One hidden mistake. That’s all it takes.
And most people don’t even know that they are doing it.
What I am talking about is a hidden mistake that can seep down into your psyche and truly wreak havoc.
Well, what is this mysterious, dark secret?
It’s when you ask a good friend, spouse/partner, or friend in human resources to read your résumé after you’ve worked on it.
Yep. This hidden mistake has multiple layers.
And here’s why:
You and you alone know your career the best. People that work with you or are very close to you really only know a small portion of your persona, abilities, skills, and experience. They start reading your résumé with a specific bias already in place. You are the only one who has the whole picture, so when you ask someone else to read your career document, you are inviting personal bias into the document. And the hidden mistake is that we already try to keep personal bias out of the document in order to provide a more objective overview of your qualifications and background; adding in the feedback from others may seem on-point, but what you are doing is weighting the document down with bias all over again.
Of course your loved one thinks you are the best! But they aren’t necessarily the best at talking about you in résumé terms. Whoever is reading your résumé likely is a good friend or has a strong affinity with you, so of course they think you walk on water. You can do anything! But are they really going to tell you that you suck at a particular skill that you are proud of? Nope.
The discipline of human resources is a subjective sport. If you enlist a friend who is a recruiter / human resources manager / hiring manager, they are going to give you specific advice on how to structure the document according to their own personal beliefs and preferences. Does that fly for everyone? Nope.
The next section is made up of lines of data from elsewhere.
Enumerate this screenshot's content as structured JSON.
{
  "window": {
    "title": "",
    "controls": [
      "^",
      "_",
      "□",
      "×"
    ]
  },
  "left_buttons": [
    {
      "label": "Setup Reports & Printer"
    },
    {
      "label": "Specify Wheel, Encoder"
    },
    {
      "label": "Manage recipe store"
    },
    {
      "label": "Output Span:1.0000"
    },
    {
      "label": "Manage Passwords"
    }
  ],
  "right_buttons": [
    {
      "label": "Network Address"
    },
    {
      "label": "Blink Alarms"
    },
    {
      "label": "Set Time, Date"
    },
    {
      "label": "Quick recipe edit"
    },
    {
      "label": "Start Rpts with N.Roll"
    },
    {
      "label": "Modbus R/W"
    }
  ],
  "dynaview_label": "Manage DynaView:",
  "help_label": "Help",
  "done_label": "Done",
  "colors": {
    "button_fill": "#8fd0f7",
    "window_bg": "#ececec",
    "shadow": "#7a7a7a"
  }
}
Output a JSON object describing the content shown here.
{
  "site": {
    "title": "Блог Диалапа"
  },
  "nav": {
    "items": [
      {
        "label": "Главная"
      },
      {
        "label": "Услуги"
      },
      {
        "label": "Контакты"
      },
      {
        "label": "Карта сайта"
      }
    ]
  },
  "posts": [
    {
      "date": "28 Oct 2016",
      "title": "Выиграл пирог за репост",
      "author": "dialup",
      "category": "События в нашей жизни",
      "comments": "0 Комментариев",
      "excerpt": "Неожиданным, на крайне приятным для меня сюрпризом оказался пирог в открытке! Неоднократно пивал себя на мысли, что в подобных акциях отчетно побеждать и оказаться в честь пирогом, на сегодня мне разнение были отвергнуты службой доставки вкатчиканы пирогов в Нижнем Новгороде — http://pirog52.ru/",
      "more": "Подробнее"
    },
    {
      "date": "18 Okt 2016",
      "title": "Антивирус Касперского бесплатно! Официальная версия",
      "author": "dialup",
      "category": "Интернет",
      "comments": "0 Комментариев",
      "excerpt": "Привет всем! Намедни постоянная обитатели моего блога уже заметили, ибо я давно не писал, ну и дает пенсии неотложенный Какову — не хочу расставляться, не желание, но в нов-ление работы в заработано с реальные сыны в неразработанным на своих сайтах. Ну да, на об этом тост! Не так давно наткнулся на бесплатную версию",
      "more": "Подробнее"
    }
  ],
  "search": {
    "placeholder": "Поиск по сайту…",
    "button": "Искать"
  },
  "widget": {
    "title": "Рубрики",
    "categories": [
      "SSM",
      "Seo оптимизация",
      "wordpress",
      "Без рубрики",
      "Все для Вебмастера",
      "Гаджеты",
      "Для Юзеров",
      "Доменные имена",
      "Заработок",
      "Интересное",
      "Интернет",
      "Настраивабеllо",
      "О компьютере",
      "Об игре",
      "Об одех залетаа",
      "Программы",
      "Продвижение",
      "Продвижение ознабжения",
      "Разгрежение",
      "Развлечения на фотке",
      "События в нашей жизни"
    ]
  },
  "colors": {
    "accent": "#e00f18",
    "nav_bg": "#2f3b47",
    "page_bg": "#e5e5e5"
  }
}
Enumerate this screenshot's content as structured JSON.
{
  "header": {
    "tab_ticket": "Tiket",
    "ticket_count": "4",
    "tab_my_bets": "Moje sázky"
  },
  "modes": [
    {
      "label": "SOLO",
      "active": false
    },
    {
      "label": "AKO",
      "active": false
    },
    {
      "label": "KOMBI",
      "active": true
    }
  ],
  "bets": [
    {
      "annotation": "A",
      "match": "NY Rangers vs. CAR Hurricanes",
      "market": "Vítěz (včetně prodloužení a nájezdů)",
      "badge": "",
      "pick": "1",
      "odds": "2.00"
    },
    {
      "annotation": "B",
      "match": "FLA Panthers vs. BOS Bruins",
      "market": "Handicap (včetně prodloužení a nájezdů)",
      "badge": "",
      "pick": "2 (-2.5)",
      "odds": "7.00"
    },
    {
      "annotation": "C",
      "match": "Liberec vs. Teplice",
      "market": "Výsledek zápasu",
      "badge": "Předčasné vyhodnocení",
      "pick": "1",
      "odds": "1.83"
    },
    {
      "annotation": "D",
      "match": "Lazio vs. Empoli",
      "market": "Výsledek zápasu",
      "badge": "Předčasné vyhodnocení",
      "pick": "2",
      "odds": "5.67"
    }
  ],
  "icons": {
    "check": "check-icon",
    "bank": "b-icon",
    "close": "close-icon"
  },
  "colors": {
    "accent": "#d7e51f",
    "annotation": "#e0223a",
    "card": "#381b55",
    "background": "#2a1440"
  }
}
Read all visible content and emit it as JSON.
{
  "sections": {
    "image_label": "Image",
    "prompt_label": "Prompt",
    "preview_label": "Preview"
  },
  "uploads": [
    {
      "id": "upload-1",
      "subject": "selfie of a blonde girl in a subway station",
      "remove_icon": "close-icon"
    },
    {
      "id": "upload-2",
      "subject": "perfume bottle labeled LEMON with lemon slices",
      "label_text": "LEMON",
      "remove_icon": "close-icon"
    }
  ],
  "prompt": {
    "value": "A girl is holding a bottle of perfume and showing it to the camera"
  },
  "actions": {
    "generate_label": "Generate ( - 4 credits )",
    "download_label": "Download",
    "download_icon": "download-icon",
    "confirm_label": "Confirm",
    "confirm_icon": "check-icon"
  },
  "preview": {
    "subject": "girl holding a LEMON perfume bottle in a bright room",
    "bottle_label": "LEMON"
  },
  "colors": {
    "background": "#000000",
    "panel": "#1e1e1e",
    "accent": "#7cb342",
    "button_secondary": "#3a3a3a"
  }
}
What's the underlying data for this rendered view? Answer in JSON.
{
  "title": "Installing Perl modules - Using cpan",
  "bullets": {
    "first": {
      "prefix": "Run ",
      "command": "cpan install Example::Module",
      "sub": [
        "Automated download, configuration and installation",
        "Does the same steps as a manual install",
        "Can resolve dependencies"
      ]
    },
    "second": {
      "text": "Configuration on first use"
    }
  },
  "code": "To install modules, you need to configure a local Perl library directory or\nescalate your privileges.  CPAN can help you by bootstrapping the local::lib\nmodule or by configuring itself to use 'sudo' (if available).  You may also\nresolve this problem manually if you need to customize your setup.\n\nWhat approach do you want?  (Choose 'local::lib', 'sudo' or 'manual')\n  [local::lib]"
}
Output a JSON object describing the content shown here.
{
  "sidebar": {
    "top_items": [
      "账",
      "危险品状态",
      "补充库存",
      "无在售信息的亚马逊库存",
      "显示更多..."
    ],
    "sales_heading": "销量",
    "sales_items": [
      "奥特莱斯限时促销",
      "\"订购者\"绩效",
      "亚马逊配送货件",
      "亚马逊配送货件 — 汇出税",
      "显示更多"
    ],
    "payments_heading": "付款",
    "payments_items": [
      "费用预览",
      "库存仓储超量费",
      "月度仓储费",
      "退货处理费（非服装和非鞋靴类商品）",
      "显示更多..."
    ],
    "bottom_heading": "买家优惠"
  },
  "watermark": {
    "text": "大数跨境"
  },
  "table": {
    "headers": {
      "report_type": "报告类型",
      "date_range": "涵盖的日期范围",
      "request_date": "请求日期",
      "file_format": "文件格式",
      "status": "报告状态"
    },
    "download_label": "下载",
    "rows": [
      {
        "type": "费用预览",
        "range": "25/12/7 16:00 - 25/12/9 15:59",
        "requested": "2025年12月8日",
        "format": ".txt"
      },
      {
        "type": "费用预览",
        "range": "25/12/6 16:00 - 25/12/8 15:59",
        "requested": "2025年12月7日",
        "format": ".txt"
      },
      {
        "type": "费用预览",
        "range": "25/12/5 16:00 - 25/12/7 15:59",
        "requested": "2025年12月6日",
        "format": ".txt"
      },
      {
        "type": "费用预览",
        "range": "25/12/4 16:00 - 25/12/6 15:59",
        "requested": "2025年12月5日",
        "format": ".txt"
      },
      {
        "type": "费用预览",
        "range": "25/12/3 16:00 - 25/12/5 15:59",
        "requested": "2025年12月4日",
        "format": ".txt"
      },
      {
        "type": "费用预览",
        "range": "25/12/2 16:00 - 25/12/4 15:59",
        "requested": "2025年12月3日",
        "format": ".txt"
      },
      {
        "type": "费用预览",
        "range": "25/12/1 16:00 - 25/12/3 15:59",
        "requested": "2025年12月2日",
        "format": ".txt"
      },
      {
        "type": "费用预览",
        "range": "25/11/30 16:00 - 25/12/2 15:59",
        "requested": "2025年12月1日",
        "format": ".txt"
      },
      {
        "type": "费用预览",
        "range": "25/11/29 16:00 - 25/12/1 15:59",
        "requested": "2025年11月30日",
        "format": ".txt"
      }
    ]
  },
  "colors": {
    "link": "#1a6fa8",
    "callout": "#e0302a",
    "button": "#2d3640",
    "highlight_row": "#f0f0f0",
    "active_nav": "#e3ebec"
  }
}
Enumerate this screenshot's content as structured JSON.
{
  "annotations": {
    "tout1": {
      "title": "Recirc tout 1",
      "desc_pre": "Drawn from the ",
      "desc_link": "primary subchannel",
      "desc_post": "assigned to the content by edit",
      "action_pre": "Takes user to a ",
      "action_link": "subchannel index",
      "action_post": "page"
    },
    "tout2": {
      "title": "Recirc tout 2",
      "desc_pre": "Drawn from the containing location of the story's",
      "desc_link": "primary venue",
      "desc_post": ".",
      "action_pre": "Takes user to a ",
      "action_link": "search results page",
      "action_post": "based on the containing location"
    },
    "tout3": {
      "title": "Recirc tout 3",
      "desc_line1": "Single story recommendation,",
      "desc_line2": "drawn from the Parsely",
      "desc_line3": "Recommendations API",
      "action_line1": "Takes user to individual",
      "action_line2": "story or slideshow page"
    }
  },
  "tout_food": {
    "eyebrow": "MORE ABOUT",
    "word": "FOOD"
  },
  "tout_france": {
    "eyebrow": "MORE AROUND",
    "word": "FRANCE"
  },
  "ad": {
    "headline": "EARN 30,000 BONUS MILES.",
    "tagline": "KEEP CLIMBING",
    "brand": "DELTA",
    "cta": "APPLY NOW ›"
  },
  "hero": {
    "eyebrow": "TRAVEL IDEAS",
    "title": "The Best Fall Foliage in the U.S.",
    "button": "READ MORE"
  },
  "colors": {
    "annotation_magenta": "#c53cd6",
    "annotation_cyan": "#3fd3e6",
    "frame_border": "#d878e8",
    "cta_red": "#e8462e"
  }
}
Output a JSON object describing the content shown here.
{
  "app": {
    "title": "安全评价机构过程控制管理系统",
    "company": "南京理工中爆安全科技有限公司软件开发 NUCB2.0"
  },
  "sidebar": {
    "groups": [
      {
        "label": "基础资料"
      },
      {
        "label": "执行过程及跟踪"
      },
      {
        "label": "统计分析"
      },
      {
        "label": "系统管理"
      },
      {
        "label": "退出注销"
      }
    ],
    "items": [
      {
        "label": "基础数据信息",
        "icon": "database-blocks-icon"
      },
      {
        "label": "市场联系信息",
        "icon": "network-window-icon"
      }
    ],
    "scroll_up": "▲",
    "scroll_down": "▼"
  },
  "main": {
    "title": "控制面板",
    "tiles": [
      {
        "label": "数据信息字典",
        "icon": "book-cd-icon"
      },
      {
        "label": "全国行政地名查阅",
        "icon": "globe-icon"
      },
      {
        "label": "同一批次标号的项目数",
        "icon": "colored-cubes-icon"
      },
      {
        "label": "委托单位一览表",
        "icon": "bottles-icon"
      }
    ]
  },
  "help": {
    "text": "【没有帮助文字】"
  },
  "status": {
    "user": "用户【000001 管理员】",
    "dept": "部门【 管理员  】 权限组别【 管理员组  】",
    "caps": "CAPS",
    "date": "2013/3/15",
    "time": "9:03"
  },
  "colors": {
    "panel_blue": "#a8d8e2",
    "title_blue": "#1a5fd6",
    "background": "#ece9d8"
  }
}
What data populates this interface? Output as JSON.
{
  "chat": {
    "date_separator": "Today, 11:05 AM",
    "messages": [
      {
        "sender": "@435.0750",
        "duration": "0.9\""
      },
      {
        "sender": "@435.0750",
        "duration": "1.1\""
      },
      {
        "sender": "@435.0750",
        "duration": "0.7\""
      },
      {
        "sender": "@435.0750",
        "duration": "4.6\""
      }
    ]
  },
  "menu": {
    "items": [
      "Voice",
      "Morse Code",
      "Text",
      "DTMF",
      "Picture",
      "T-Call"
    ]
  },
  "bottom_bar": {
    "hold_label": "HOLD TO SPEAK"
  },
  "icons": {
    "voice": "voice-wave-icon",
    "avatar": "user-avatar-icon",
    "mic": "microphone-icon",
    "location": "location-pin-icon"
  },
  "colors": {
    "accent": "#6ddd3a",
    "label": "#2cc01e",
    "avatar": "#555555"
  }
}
Which leads me to my final point:
There is no perfect way to write a résumé. If someone is insisting that you re-write your résumé a specific way, they have their horse blinders on. Until there is a standardization of formats, you are stuck with writing a résumé that tells your story the best way you can in order to share value. Unfortunately, there is a lot of advice out there (read: bad advice) which is outdated, so your best bet is to read up on résumé writing trends, then take the approach that best serves your needs to tell your career story.
So avoid making the hidden mistake that job seekers make.
Do what you do best, and if you want a truly impartial party to give feedback, in your next interview, ask the employer what made them select your résumé out of the pile. Then you know how well you are telling your story and showing value to a potential employer.